[Component data from apps and pages]
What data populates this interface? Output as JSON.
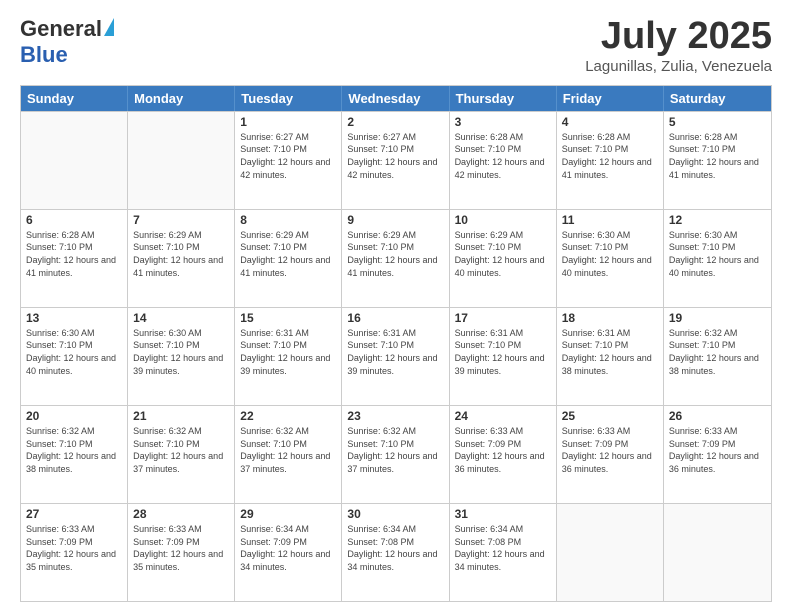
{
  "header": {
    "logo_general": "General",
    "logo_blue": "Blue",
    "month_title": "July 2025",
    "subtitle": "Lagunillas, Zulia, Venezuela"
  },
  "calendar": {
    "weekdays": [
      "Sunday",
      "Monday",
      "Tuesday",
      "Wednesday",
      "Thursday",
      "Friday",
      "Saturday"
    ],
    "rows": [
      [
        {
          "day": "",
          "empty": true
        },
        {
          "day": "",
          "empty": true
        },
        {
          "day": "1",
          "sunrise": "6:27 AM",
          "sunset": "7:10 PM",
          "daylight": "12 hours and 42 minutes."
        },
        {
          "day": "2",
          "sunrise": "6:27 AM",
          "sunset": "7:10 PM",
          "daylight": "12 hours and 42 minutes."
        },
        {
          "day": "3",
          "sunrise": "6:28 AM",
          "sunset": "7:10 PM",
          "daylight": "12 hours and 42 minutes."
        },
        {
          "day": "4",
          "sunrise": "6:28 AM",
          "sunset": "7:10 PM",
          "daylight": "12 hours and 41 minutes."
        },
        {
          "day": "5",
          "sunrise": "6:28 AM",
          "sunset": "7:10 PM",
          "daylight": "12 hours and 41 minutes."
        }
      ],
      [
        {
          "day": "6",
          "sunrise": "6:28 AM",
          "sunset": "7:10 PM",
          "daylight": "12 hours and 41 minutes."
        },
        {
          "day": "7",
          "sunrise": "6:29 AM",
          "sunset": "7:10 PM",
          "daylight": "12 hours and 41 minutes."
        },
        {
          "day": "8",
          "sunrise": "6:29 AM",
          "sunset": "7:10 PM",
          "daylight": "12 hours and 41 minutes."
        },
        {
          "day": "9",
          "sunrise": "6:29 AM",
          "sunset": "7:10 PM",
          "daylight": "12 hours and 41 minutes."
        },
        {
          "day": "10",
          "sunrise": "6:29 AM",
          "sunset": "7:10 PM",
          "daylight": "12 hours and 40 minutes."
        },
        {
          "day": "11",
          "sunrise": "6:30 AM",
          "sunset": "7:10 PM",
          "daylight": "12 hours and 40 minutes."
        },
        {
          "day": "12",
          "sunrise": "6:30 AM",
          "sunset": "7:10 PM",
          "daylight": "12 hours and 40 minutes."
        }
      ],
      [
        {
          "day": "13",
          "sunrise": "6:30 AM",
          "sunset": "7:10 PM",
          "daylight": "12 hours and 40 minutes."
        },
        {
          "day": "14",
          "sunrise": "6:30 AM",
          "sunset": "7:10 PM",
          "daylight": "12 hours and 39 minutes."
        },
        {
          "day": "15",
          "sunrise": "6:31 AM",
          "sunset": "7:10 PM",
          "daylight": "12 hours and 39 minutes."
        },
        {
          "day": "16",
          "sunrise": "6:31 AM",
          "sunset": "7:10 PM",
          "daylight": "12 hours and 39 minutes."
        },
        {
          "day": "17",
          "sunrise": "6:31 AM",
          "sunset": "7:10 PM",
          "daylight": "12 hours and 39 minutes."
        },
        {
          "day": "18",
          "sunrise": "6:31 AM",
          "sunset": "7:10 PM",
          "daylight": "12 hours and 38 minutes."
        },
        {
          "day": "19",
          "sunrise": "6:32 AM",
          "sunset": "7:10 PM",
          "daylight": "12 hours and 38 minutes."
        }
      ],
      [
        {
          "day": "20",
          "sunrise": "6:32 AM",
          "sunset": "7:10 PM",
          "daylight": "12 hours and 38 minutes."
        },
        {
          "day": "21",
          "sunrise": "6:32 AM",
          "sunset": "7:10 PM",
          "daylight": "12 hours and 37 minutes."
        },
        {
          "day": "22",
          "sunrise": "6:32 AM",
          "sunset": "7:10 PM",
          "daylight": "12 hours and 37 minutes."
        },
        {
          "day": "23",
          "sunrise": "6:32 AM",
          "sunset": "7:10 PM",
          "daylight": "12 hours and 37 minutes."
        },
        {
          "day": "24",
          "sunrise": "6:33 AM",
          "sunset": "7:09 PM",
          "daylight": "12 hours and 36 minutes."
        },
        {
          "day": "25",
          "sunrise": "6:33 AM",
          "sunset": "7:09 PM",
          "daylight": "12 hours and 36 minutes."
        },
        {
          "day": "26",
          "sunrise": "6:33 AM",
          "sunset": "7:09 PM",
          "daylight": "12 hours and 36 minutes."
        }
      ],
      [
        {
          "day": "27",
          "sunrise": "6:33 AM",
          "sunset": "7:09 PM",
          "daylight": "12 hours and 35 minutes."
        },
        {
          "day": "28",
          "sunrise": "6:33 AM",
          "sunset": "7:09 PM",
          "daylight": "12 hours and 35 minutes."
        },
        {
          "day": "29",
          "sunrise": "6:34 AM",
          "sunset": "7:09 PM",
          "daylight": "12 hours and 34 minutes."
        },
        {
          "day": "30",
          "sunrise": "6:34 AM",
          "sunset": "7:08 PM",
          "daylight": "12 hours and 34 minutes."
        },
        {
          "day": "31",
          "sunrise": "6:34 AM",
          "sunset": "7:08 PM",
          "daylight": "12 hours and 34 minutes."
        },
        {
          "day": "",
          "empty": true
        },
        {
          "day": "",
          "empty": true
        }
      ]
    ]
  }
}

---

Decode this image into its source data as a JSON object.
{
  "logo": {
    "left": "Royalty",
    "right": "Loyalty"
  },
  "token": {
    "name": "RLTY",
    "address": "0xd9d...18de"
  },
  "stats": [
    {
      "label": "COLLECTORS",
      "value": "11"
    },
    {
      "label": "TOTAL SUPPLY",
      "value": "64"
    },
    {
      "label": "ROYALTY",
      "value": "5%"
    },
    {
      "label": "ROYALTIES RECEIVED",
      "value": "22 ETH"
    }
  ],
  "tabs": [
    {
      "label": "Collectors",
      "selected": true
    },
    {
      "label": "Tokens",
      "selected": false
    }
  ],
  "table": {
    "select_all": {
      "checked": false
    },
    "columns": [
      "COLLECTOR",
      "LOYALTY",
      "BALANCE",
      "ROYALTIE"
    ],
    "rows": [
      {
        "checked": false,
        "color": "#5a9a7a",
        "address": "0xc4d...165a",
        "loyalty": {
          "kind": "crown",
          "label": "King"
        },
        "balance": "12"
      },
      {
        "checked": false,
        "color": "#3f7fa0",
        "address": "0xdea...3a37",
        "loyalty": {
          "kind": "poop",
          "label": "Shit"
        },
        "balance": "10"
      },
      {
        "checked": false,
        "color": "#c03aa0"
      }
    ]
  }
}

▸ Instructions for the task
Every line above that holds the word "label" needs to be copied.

▸ Completed task
      "label": "COLLECTORS",
      "label": "TOTAL SUPPLY",
      "label": "ROYALTY",
      "label": "ROYALTIES RECEIVED",
      "label": "Collectors",
      "label": "Tokens",
          "label": "King"
          "label": "Shit"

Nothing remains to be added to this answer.